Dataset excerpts
##########
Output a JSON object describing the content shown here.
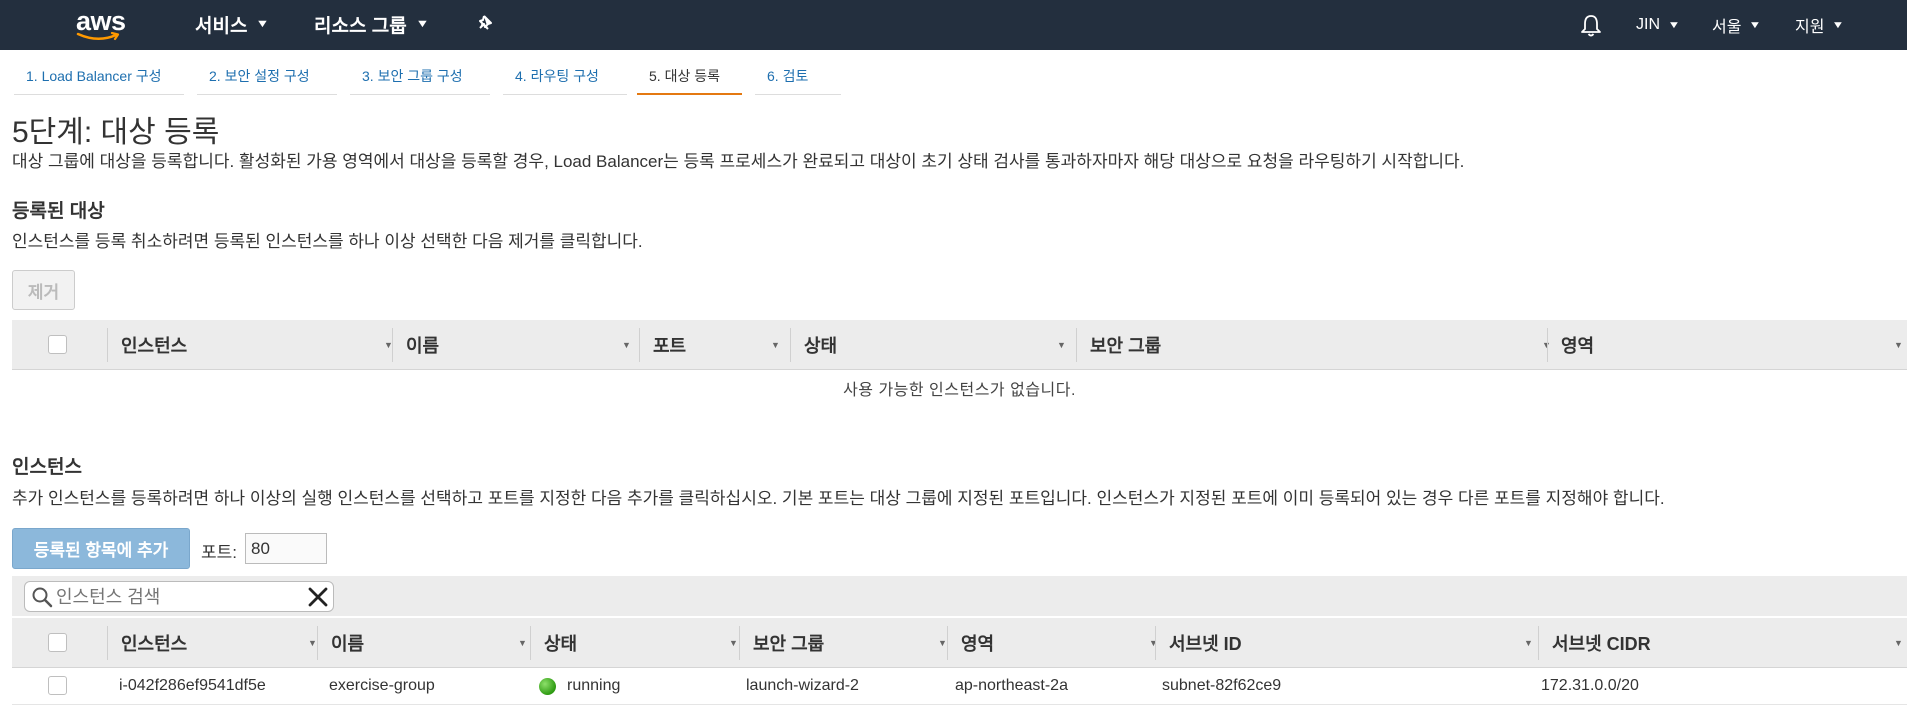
{
  "nav": {
    "logo": "aws",
    "services": "서비스",
    "resource_groups": "리소스 그룹",
    "user": "JIN",
    "region": "서울",
    "support": "지원"
  },
  "wizard_tabs": [
    "1. Load Balancer 구성",
    "2. 보안 설정 구성",
    "3. 보안 그룹 구성",
    "4. 라우팅 구성",
    "5. 대상 등록",
    "6. 검토"
  ],
  "active_tab_index": 4,
  "page": {
    "title": "5단계: 대상 등록",
    "description": "대상 그룹에 대상을 등록합니다. 활성화된 가용 영역에서 대상을 등록할 경우, Load Balancer는 등록 프로세스가 완료되고 대상이 초기 상태 검사를 통과하자마자 해당 대상으로 요청을 라우팅하기 시작합니다."
  },
  "registered": {
    "heading": "등록된 대상",
    "description": "인스턴스를 등록 취소하려면 등록된 인스턴스를 하나 이상 선택한 다음 제거를 클릭합니다.",
    "remove_button": "제거",
    "columns": [
      "인스턴스",
      "이름",
      "포트",
      "상태",
      "보안 그룹",
      "영역"
    ],
    "empty_message": "사용 가능한 인스턴스가 없습니다."
  },
  "instances": {
    "heading": "인스턴스",
    "description": "추가 인스턴스를 등록하려면 하나 이상의 실행 인스턴스를 선택하고 포트를 지정한 다음 추가를 클릭하십시오. 기본 포트는 대상 그룹에 지정된 포트입니다. 인스턴스가 지정된 포트에 이미 등록되어 있는 경우 다른 포트를 지정해야 합니다.",
    "add_button": "등록된 항목에 추가",
    "port_label": "포트:",
    "port_value": "80",
    "search_placeholder": "인스턴스 검색",
    "columns": [
      "인스턴스",
      "이름",
      "상태",
      "보안 그룹",
      "영역",
      "서브넷 ID",
      "서브넷 CIDR"
    ],
    "rows": [
      {
        "instance": "i-042f286ef9541df5e",
        "name": "exercise-group",
        "state": "running",
        "security_group": "launch-wizard-2",
        "zone": "ap-northeast-2a",
        "subnet_id": "subnet-82f62ce9",
        "subnet_cidr": "172.31.0.0/20"
      }
    ]
  },
  "colors": {
    "nav_bg": "#232f3e",
    "link": "#1e6faf",
    "active_tab_underline": "#e47911",
    "primary_button_disabled": "#8cb8db",
    "running": "#2e9a12"
  }
}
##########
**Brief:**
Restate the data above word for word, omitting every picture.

**Output below:**
Output a JSON object describing the content shown here.
{
  "nav": {
    "logo": "aws",
    "services": "서비스",
    "resource_groups": "리소스 그룹",
    "user": "JIN",
    "region": "서울",
    "support": "지원"
  },
  "wizard_tabs": [
    "1. Load Balancer 구성",
    "2. 보안 설정 구성",
    "3. 보안 그룹 구성",
    "4. 라우팅 구성",
    "5. 대상 등록",
    "6. 검토"
  ],
  "active_tab_index": 4,
  "page": {
    "title": "5단계: 대상 등록",
    "description": "대상 그룹에 대상을 등록합니다. 활성화된 가용 영역에서 대상을 등록할 경우, Load Balancer는 등록 프로세스가 완료되고 대상이 초기 상태 검사를 통과하자마자 해당 대상으로 요청을 라우팅하기 시작합니다."
  },
  "registered": {
    "heading": "등록된 대상",
    "description": "인스턴스를 등록 취소하려면 등록된 인스턴스를 하나 이상 선택한 다음 제거를 클릭합니다.",
    "remove_button": "제거",
    "columns": [
      "인스턴스",
      "이름",
      "포트",
      "상태",
      "보안 그룹",
      "영역"
    ],
    "empty_message": "사용 가능한 인스턴스가 없습니다."
  },
  "instances": {
    "heading": "인스턴스",
    "description": "추가 인스턴스를 등록하려면 하나 이상의 실행 인스턴스를 선택하고 포트를 지정한 다음 추가를 클릭하십시오. 기본 포트는 대상 그룹에 지정된 포트입니다. 인스턴스가 지정된 포트에 이미 등록되어 있는 경우 다른 포트를 지정해야 합니다.",
    "add_button": "등록된 항목에 추가",
    "port_label": "포트:",
    "port_value": "80",
    "search_placeholder": "인스턴스 검색",
    "columns": [
      "인스턴스",
      "이름",
      "상태",
      "보안 그룹",
      "영역",
      "서브넷 ID",
      "서브넷 CIDR"
    ],
    "rows": [
      {
        "instance": "i-042f286ef9541df5e",
        "name": "exercise-group",
        "state": "running",
        "security_group": "launch-wizard-2",
        "zone": "ap-northeast-2a",
        "subnet_id": "subnet-82f62ce9",
        "subnet_cidr": "172.31.0.0/20"
      }
    ]
  },
  "colors": {
    "nav_bg": "#232f3e",
    "link": "#1e6faf",
    "active_tab_underline": "#e47911",
    "primary_button_disabled": "#8cb8db",
    "running": "#2e9a12"
  }
}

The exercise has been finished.